Maximum monthly subsidy available to a relocated tenant under eminent-domain law: $5,250
Number of months the subsidy will last: 42
Number of months from 2008 to 2013: 482nd Ave. Wary of Subway Plan [Newsday]
America's Mayor — or New York's former mayor, at least — has set up an exploratory committee for a presidential run, and, boy, are the tabs excited. We'll happily grant that Rudy Giuliani's 9/11 bona fides aren't nothing, but we also wonder if his quest to become the standard-bearer of the family-values party might in fact be an uphill battle. Some numbers to consider …
Number of Republican presidential nominees since 1980: 4
Number who performed admirably on September 11 and 12, 2001, including the 2000 and 2004 nominee: 0
Number who were from the Northeast (remembering the George H.W. Bush was considered a Texas resident when he became president): 0
Number who were Roman Catholics: 0
Number who were pro-choice: 0
Number who were pro–gay rights: 0
Number who were divorced: 2
Number who were twice divorced: 0
Number who informed his wife of their impending divorce via press conference: 0
Number who moved in with his gay close friend and his gay close friend's partner after being thrown out of his mayoral residence by wife, whom he had informed via press conference he would be divorcing her: 0CORRECTION, Nov. 17: We are bad at counting, and this item originally claimed five GOP presidential nominees since 1980. And we have forgotten most of what we knew about Bob Dole, including that he was divorced; this item originally cited only one divorced nominee.
This morning Rupert Murdoch's dream — well, one of Rupert Murdoch's dreams — came true. The Audit Bureau of Circulations, the gang that measures sales of U.S. newspapers and magazines, released its latest numbers, and the Post has finally overtaken the Daily News in weekday circulation. (The News still kills on Sundays.) Some relevant numbers:
Average weekday circulation of the Daily News in the six-month period ending September 30, 2006, as announced today: 693,382
Average weekday circulation of the New York Post in the six-month period ending September 30, 2006, as announced today: 704,011
Average weekday circulation of the Daily News in the six-month period ending September 30, 2005, a year ago: 686,274
Average weekday circulation of the New York Post in the six-month period ending September 30, 2005, a year ago: 669,663

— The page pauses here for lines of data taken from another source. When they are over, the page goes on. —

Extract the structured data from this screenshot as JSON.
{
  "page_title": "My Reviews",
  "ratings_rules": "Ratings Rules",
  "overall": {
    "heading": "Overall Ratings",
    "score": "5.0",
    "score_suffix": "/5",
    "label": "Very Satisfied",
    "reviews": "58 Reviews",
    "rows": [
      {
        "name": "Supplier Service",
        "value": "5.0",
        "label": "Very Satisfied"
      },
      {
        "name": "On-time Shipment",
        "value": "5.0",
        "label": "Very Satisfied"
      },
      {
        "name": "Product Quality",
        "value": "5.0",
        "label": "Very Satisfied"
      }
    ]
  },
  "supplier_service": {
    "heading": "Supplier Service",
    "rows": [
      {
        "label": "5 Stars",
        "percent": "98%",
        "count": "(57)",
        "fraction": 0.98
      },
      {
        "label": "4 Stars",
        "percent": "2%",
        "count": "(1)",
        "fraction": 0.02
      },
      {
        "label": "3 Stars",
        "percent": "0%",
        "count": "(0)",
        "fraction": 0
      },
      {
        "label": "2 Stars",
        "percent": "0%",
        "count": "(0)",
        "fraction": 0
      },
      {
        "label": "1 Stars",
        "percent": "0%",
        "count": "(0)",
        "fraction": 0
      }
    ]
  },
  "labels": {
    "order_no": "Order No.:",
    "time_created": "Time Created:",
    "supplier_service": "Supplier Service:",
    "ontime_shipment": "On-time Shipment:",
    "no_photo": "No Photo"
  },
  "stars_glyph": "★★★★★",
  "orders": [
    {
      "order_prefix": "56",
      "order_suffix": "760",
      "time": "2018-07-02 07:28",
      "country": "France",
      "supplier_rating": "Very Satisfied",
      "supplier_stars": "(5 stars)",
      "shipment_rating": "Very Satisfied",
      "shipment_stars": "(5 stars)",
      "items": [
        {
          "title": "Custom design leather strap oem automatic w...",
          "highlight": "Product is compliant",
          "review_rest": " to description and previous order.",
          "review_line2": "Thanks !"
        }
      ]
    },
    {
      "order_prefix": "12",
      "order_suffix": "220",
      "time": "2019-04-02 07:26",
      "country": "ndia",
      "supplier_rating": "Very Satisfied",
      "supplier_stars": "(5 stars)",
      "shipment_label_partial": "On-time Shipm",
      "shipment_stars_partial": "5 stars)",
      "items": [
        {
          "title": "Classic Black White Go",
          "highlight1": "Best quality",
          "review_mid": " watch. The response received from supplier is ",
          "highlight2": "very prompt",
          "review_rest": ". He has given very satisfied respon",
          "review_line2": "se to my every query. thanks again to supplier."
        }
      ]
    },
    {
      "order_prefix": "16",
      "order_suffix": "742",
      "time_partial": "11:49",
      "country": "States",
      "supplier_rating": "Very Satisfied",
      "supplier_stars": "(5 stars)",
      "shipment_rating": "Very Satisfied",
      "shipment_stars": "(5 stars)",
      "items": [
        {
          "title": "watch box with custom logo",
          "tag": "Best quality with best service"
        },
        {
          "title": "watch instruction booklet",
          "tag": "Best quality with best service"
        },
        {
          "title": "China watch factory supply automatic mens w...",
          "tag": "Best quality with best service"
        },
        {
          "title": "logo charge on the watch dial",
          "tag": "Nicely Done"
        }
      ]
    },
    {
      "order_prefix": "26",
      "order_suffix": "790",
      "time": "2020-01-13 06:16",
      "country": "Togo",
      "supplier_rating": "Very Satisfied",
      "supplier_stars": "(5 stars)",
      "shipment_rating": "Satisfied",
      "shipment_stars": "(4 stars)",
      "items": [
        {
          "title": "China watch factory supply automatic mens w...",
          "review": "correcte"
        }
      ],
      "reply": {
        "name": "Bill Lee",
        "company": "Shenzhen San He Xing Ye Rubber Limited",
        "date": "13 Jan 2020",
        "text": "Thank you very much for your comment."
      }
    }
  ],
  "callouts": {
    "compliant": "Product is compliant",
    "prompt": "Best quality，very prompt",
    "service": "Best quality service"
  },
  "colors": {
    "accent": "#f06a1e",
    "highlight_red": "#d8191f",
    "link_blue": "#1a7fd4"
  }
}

Jared Paul Stern — the disgraced "Page Six"-er captured on videotape allegedly demanding money to stop negative coverage — finally sold his long-promised memoir yesterday, a gossip-world tell-all that Gawker assures us fetched someplace in the six figures. Times books reporter Julie Bosman today follows up by raising the question of why anyone would choose to spend, well, anything on it. Let's take a look at unit sales for previous, similar works, as reported in the Times:
• Burning Down My Masters' House, by Jayson Blair, Times fabulist and plagiarist: 4,000 copies
• The Fabulist, by Stephen Glass, New Republic plagiarist: 4,000 copies
• It!: 9 Secrets of the Rich and Famous That'll Take You to the Top, by Paula Froelich, "Page Six" reporter: 9,000 copies
• Welcome to Yesterday, by Ian Spiegelman, fired "Page Six" reporter: 1,000 copies
• 4% Famous, by Deborah Schoeneman, former New York gossip reporter: 4,000 copies
Now let's do a little math, shall we?